Friday, March 27, 2009
5 Ways to Create A Deeper Connection with Your Music : Part 1
Creating a Deeper Connection to the Music You Play
by Jim Donovan
When learning to play the drums (many years ago..) I remember thinking that when I could "execute" and play a piece of music perfectly that I was "finished' with it. I thought that just executing a performance well was all there was to making music. After years of performance and watching the way an audience reacts to music I discovered that ''good execution" is only the beginning.
It was this realization that led me to figure out a way to share these ideas with people regardless of their musical ability so that they too could find ways to make their musical experiences more meaningful. What follows is part 1 in a series of a process that I use to connect with the music I play. I'll post all of the steps in future articles.
1st step: Learn the mechanics. Practice the actual physical movements on the instrument involved in the music you want to play. Continue to work on this until all of your motion is as effortless and relaxed as possible. Relaxation will allow for maximum endurance when playing something that requires a great deal of power or speed.

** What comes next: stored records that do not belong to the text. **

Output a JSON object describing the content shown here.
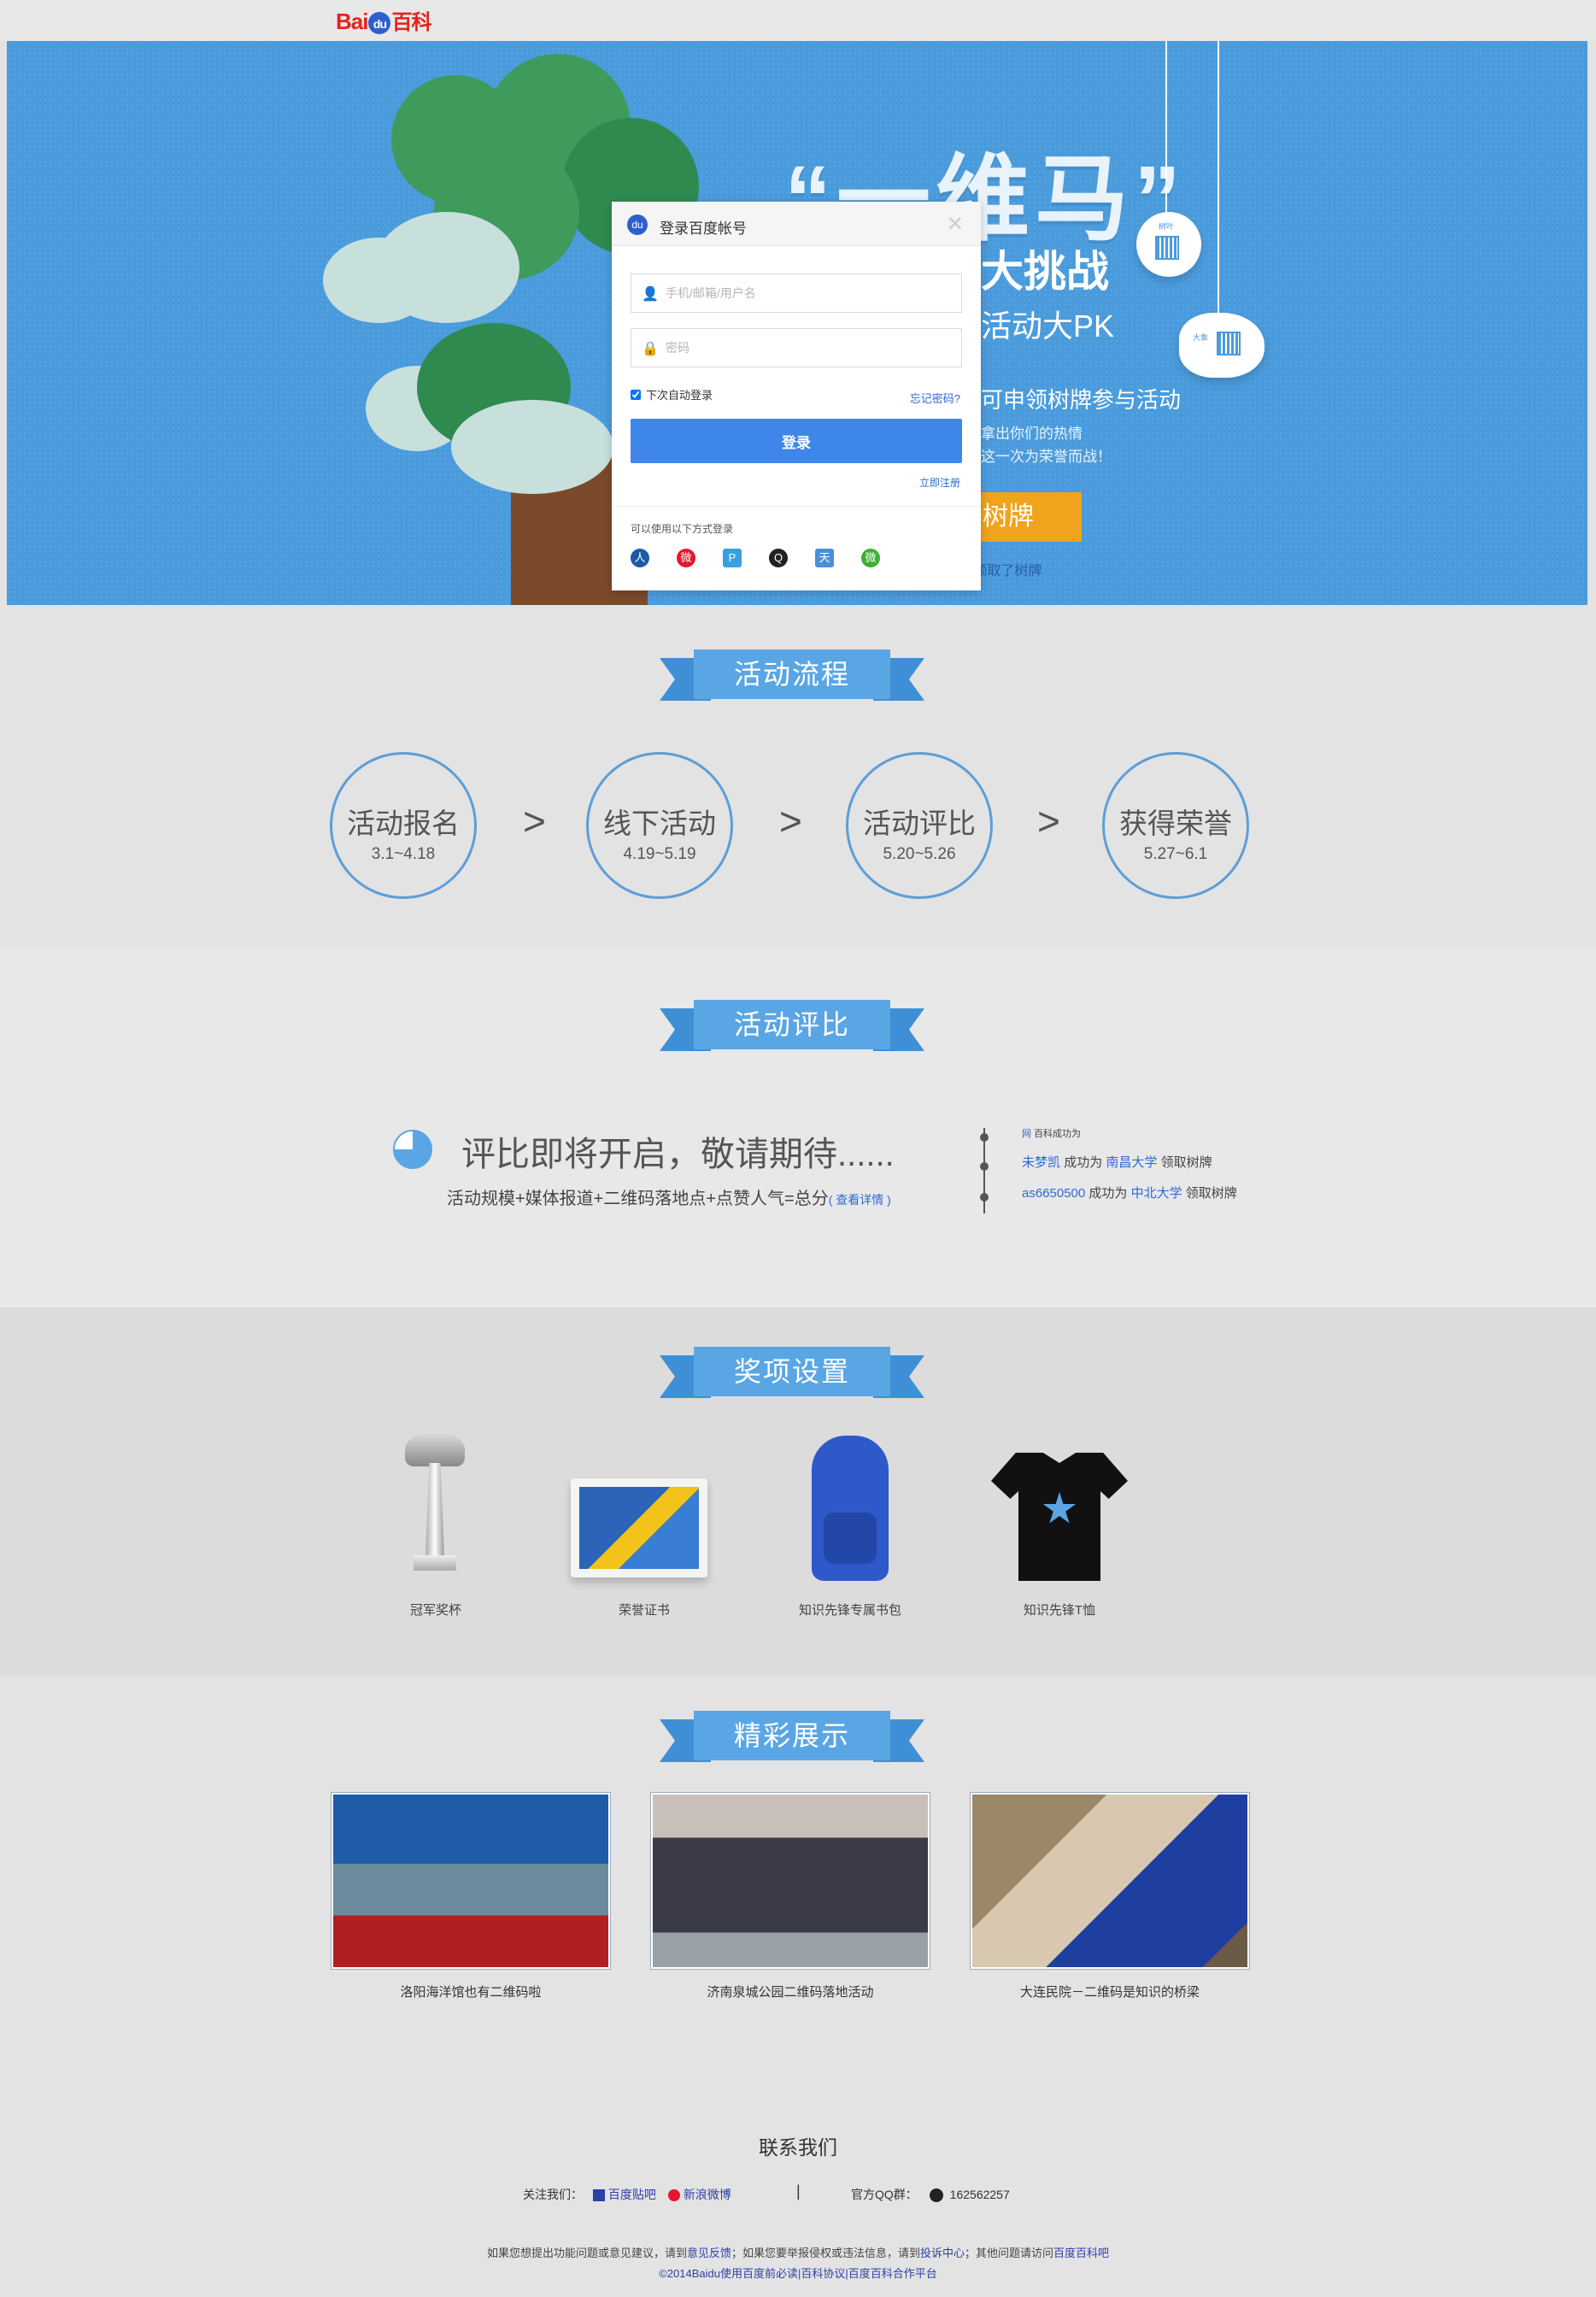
{
  "logo": {
    "bai": "Bai",
    "du": "du",
    "baike": "百科"
  },
  "hero": {
    "title": "“一维马”",
    "subtitle1": "大挑战",
    "subtitle2": "活动大PK",
    "line3": "可申领树牌参与活动",
    "line4": "拿出你们的热情",
    "line5": "这一次为荣誉而战！",
    "button": "树牌",
    "link": "m领取了树牌",
    "tag1": "树叶",
    "tag2": "大象"
  },
  "login": {
    "title": "登录百度帐号",
    "close": "✕",
    "username_placeholder": "手机/邮箱/用户名",
    "password_placeholder": "密码",
    "remember": "下次自动登录",
    "forgot": "忘记密码?",
    "submit": "登录",
    "register": "立即注册",
    "other": "可以使用以下方式登录",
    "socials": [
      {
        "name": "renren",
        "glyph": "人",
        "color": "#1c5aa8"
      },
      {
        "name": "weibo",
        "glyph": "微",
        "color": "#e6162d"
      },
      {
        "name": "pp",
        "glyph": "P",
        "color": "#36a1e0"
      },
      {
        "name": "qq",
        "glyph": "Q",
        "color": "#222222"
      },
      {
        "name": "tianyi",
        "glyph": "天",
        "color": "#4a90d9"
      },
      {
        "name": "wechat",
        "glyph": "微",
        "color": "#3cb034"
      }
    ]
  },
  "flow": {
    "title": "活动流程",
    "steps": [
      {
        "name": "活动报名",
        "date": "3.1~4.18"
      },
      {
        "name": "线下活动",
        "date": "4.19~5.19"
      },
      {
        "name": "活动评比",
        "date": "5.20~5.26"
      },
      {
        "name": "获得荣誉",
        "date": "5.27~6.1"
      }
    ],
    "arrow": ">"
  },
  "evaluate": {
    "title": "活动评比",
    "soon": "评比即将开启，敬请期待......",
    "formula": "活动规模+媒体报道+二维码落地点+点赞人气=总分",
    "detail": "( 查看详情 )",
    "feed": [
      {
        "user": "网",
        "text": "百科成功为",
        "school": "",
        "action": ""
      },
      {
        "user": "未梦凯",
        "text": "成功为",
        "school": "南昌大学",
        "action": "领取树牌"
      },
      {
        "user": "as6650500",
        "text": "成功为",
        "school": "中北大学",
        "action": "领取树牌"
      }
    ]
  },
  "prizes": {
    "title": "奖项设置",
    "items": [
      {
        "label": "冠军奖杯"
      },
      {
        "label": "荣誉证书"
      },
      {
        "label": "知识先锋专属书包"
      },
      {
        "label": "知识先锋T恤"
      }
    ]
  },
  "showcase": {
    "title": "精彩展示",
    "items": [
      {
        "caption": "洛阳海洋馆也有二维码啦"
      },
      {
        "caption": "济南泉城公园二维码落地活动"
      },
      {
        "caption": "大连民院－二维码是知识的桥梁"
      }
    ]
  },
  "contact": {
    "title": "联系我们",
    "follow_label": "关注我们：",
    "tieba": "百度贴吧",
    "weibo": "新浪微博",
    "separator": "|",
    "qq_label": "官方QQ群：",
    "qq_number": "162562257"
  },
  "footer": {
    "line1_a": "如果您想提出功能问题或意见建议，请到",
    "line1_link1": "意见反馈",
    "line1_b": "；如果您要举报侵权或违法信息，请到",
    "line1_link2": "投诉中心",
    "line1_c": "；其他问题请访问",
    "line1_link3": "百度百科吧",
    "copyright": "©2014Baidu",
    "link_a": "使用百度前必读",
    "link_b": "百科协议",
    "link_c": "百度百科合作平台"
  }
}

For example, If you sing while drumming, learn how the words fall in line with the coordination of your hands. This process is all about building muscle memory.
2nd step: Integrating your physical body into the pattern. Many times when we are making movements with our hands, all the motion and a majority of the energy ends up coming from our brains into our hands. This brain-hand coordination is only part of physically integrating a pattern.
The next part of this step is to allowing the rest of your body to participate in the pattern or phrases. Stevie Wonder is good example of someone who does this. Think about how he plays his piano. His whole upper body is moving with the rhythm of the music almost like a dance. If you were to see his feet, they would be moving around as well. His whole body is moving within the patterns he is creating.
A simple way to practice this idea is to allow your upper torso to sway back and forth ever so slightly in time with your pattern. The goal of this step is to really feel whatever your playing throughout your entire physical body. Eventually your motions will become very fluid and these motions will help to direct your musicality. This second step will help you to internalize the music and make it a part of you. Make these motions feel as natural as possible.
Stay tuned for part 2 next time...